Parole appeals[edit]

In September 2008, David Shearing was up for parole. The National Parole Board ruled that he still had violent sexual fantasies, had not completed sex offender treatment, and was not ready for freedom.[6] His second application, in 2012, was also rejected. Shearing, now known as David Ennis, applied again in 2014, then withdrew the request a month before the hearing. In the meantime, online and paper petitions garnered 15,258 signatures urging the parole board not to release him. Family members of the Johnsons and Bentleys also appealed for relief from the agony of reliving the tragedy and campaigning against Shearing's release every few years.[2] His 2021 appeal was again rejected.[7]


  1. ^ Mulgrew, Ian. "Wells Gray murders won't soon be forgotten: Mulgrew". Vancouver Sun. Archived from the original on January 15, 2015. Retrieved 2 July 2014.
  2. ^ a b c d e f Neave, Roland (2015). Exploring Wells Gray Park, 6th edition. Wells Gray Tours, Kamloops, BC. ISBN 978-0-9681932-2-8.
  3. ^ Eastham, Michael (1999). The Seventh Shadow. Warwick Publishing.
  4. ^ "B.C. multiple murderer seeks parole after 25 years". Canada. Archived from the original on August 17, 2015. Retrieved 2 July 2014.
  5. ^ "THE MONSTER FROM WELLS GRAY PARK". Dyingwords.net. Retrieved August 15, 2015.

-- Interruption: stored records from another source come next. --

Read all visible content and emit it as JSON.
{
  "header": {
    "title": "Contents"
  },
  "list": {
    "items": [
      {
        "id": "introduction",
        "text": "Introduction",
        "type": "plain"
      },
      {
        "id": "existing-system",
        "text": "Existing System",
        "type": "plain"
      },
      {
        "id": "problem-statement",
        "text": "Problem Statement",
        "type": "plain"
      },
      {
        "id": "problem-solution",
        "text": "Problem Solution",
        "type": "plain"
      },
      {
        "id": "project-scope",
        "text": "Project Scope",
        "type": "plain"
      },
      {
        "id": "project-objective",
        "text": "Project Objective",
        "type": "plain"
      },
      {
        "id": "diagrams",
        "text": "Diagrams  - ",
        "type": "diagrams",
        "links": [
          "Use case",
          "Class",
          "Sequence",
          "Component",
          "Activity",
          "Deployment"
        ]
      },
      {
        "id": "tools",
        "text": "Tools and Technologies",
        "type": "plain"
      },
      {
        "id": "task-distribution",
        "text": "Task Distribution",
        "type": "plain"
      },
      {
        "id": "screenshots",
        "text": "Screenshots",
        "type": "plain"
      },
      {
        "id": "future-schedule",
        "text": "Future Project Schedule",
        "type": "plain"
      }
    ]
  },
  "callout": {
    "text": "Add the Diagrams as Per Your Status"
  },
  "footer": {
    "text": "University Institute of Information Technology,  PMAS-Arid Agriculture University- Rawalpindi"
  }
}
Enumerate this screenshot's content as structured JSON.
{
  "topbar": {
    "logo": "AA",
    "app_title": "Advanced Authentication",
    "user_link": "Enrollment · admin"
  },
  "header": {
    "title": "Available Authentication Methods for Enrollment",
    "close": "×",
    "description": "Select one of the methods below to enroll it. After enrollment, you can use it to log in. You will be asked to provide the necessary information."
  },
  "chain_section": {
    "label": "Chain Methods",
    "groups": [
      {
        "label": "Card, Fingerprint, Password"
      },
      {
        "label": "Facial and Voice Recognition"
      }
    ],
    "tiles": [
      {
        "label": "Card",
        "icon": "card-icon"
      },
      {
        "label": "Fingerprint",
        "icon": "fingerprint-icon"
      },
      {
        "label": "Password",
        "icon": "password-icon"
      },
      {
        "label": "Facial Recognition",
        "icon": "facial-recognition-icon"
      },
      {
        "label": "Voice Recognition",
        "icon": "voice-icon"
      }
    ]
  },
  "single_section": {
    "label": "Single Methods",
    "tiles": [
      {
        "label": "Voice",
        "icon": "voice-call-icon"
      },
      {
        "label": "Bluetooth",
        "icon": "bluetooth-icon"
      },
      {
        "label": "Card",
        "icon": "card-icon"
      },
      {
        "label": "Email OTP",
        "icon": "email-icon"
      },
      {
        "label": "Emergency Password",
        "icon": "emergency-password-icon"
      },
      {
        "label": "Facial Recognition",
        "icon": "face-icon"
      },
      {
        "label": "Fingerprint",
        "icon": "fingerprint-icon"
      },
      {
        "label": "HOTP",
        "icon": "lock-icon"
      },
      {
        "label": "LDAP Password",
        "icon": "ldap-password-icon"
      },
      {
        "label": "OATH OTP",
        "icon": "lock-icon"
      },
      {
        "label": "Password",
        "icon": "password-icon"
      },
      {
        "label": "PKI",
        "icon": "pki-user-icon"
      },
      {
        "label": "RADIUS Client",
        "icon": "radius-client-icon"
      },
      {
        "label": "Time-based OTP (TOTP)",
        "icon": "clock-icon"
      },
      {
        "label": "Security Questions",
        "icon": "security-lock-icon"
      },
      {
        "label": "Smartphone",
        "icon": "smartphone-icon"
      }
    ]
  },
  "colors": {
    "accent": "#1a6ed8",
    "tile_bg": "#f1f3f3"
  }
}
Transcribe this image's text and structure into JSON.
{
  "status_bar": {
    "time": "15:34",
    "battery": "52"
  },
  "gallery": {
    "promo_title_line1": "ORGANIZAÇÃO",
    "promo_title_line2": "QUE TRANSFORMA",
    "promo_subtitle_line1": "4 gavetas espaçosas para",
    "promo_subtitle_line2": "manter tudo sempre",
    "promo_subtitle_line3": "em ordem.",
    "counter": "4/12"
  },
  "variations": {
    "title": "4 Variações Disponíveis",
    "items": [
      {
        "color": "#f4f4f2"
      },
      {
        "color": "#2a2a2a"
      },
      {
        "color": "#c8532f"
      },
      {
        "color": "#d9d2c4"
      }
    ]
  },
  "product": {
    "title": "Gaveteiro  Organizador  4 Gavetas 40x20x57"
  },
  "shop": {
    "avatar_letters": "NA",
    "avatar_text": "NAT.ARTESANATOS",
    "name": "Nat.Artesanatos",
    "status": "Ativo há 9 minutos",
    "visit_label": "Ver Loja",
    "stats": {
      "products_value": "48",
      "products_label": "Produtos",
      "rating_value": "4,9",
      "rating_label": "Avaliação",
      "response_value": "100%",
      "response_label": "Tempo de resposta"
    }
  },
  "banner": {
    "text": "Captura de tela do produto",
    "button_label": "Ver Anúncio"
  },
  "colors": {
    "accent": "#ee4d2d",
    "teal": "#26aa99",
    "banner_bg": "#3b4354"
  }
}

  6. ^ Youds, David. "Wells Gray murderer denied parole". Kamloops News. Retrieved 2 July 2014.
  7. ^ Graveland, Bill (15 Sep 2021). "Parole denied for B.C. man who murdered family of 6 on camping trip in 1982". CBC News. Canadian Broadcasting Corporation. Retrieved 8 March 2022.